#### ABOUT THIS TASK:
Repeat the records below exactly, leaving out any pictures.
MATERIAL SUPPLIED: Begin
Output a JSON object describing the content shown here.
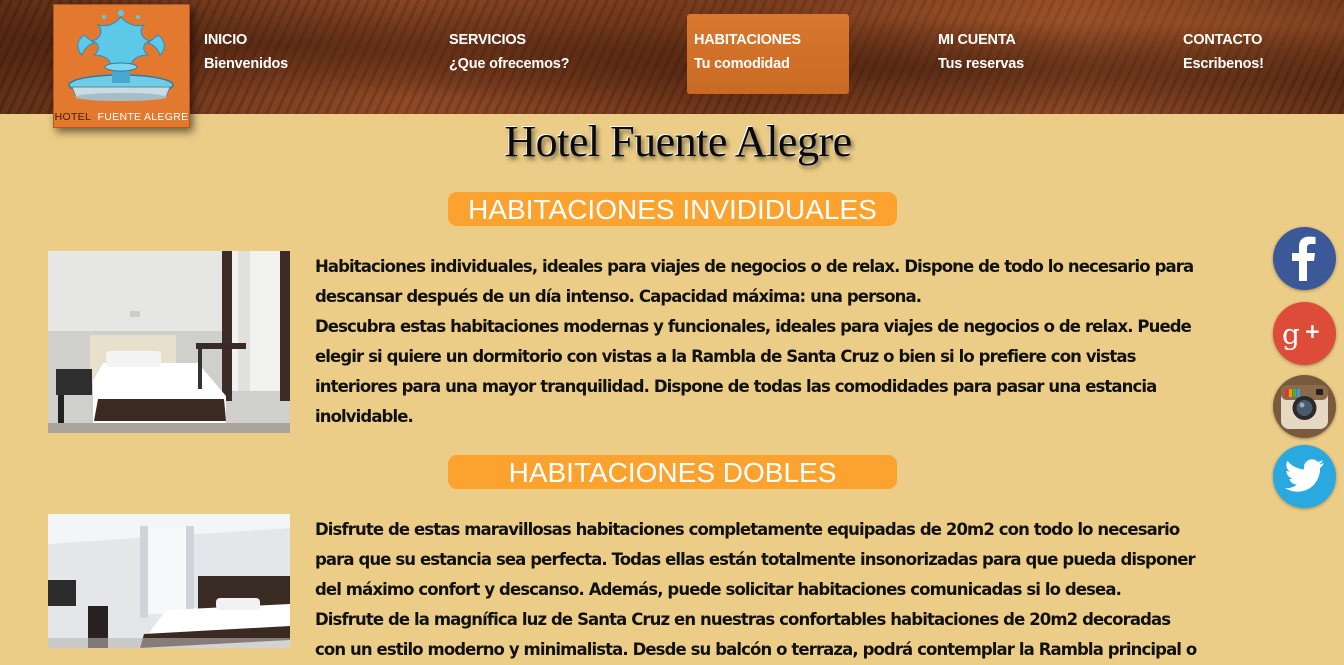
{
  "logo": {
    "text_left": "HOTEL",
    "text_right": "FUENTE ALEGRE"
  },
  "nav": [
    {
      "title": "INICIO",
      "subtitle": "Bienvenidos",
      "active": false
    },
    {
      "title": "SERVICIOS",
      "subtitle": "¿Que ofrecemos?",
      "active": false
    },
    {
      "title": "HABITACIONES",
      "subtitle": "Tu comodidad",
      "active": true
    },
    {
      "title": "MI CUENTA",
      "subtitle": "Tus reservas",
      "active": false
    },
    {
      "title": "CONTACTO",
      "subtitle": "Escribenos!",
      "active": false
    }
  ],
  "site_title": "Hotel Fuente Alegre",
  "sections": [
    {
      "heading": "HABITACIONES INVIDIDUALES",
      "paragraphs": [
        "Habitaciones individuales, ideales para viajes de negocios o de relax. Dispone de todo lo necesario para descansar después de un día intenso. Capacidad máxima: una persona.",
        "Descubra estas habitaciones modernas y funcionales, ideales para viajes de negocios o de relax. Puede elegir si quiere un dormitorio con vistas a la Rambla de Santa Cruz o bien si lo prefiere con vistas interiores para una mayor tranquilidad. Dispone de todas las comodidades para pasar una estancia inolvidable."
      ]
    },
    {
      "heading": "HABITACIONES DOBLES",
      "paragraphs": [
        "Disfrute de estas maravillosas habitaciones completamente equipadas de 20m2 con todo lo necesario para que su estancia sea perfecta. Todas ellas están totalmente insonorizadas para que pueda disponer del máximo confort y descanso. Además, puede solicitar habitaciones comunicadas si lo desea.",
        "Disfrute de la magnífica luz de Santa Cruz en nuestras confortables habitaciones de 20m2 decoradas con un estilo moderno y minimalista. Desde su balcón o terraza, podrá contemplar la Rambla principal o"
      ]
    }
  ],
  "social": [
    {
      "icon": "facebook-icon",
      "glyph": "f",
      "color": "#3b5998"
    },
    {
      "icon": "google-plus-icon",
      "glyph": "g+",
      "color": "#dd4b39"
    },
    {
      "icon": "instagram-icon",
      "glyph": "",
      "color": "#8a6a4a"
    },
    {
      "icon": "twitter-icon",
      "glyph": "",
      "color": "#2aa9e0"
    }
  ],
  "colors": {
    "background": "#eccd87",
    "section_heading": "#fba22f",
    "nav_active": "#d9782e"
  }
}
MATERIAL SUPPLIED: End
#### EXERCISE ANSWER:
Output a JSON object describing the content shown here.
{
  "logo": {
    "text_left": "HOTEL",
    "text_right": "FUENTE ALEGRE"
  },
  "nav": [
    {
      "title": "INICIO",
      "subtitle": "Bienvenidos",
      "active": false
    },
    {
      "title": "SERVICIOS",
      "subtitle": "¿Que ofrecemos?",
      "active": false
    },
    {
      "title": "HABITACIONES",
      "subtitle": "Tu comodidad",
      "active": true
    },
    {
      "title": "MI CUENTA",
      "subtitle": "Tus reservas",
      "active": false
    },
    {
      "title": "CONTACTO",
      "subtitle": "Escribenos!",
      "active": false
    }
  ],
  "site_title": "Hotel Fuente Alegre",
  "sections": [
    {
      "heading": "HABITACIONES INVIDIDUALES",
      "paragraphs": [
        "Habitaciones individuales, ideales para viajes de negocios o de relax. Dispone de todo lo necesario para descansar después de un día intenso. Capacidad máxima: una persona.",
        "Descubra estas habitaciones modernas y funcionales, ideales para viajes de negocios o de relax. Puede elegir si quiere un dormitorio con vistas a la Rambla de Santa Cruz o bien si lo prefiere con vistas interiores para una mayor tranquilidad. Dispone de todas las comodidades para pasar una estancia inolvidable."
      ]
    },
    {
      "heading": "HABITACIONES DOBLES",
      "paragraphs": [
        "Disfrute de estas maravillosas habitaciones completamente equipadas de 20m2 con todo lo necesario para que su estancia sea perfecta. Todas ellas están totalmente insonorizadas para que pueda disponer del máximo confort y descanso. Además, puede solicitar habitaciones comunicadas si lo desea.",
        "Disfrute de la magnífica luz de Santa Cruz en nuestras confortables habitaciones de 20m2 decoradas con un estilo moderno y minimalista. Desde su balcón o terraza, podrá contemplar la Rambla principal o"
      ]
    }
  ],
  "social": [
    {
      "icon": "facebook-icon",
      "glyph": "f",
      "color": "#3b5998"
    },
    {
      "icon": "google-plus-icon",
      "glyph": "g+",
      "color": "#dd4b39"
    },
    {
      "icon": "instagram-icon",
      "glyph": "",
      "color": "#8a6a4a"
    },
    {
      "icon": "twitter-icon",
      "glyph": "",
      "color": "#2aa9e0"
    }
  ],
  "colors": {
    "background": "#eccd87",
    "section_heading": "#fba22f",
    "nav_active": "#d9782e"
  }
}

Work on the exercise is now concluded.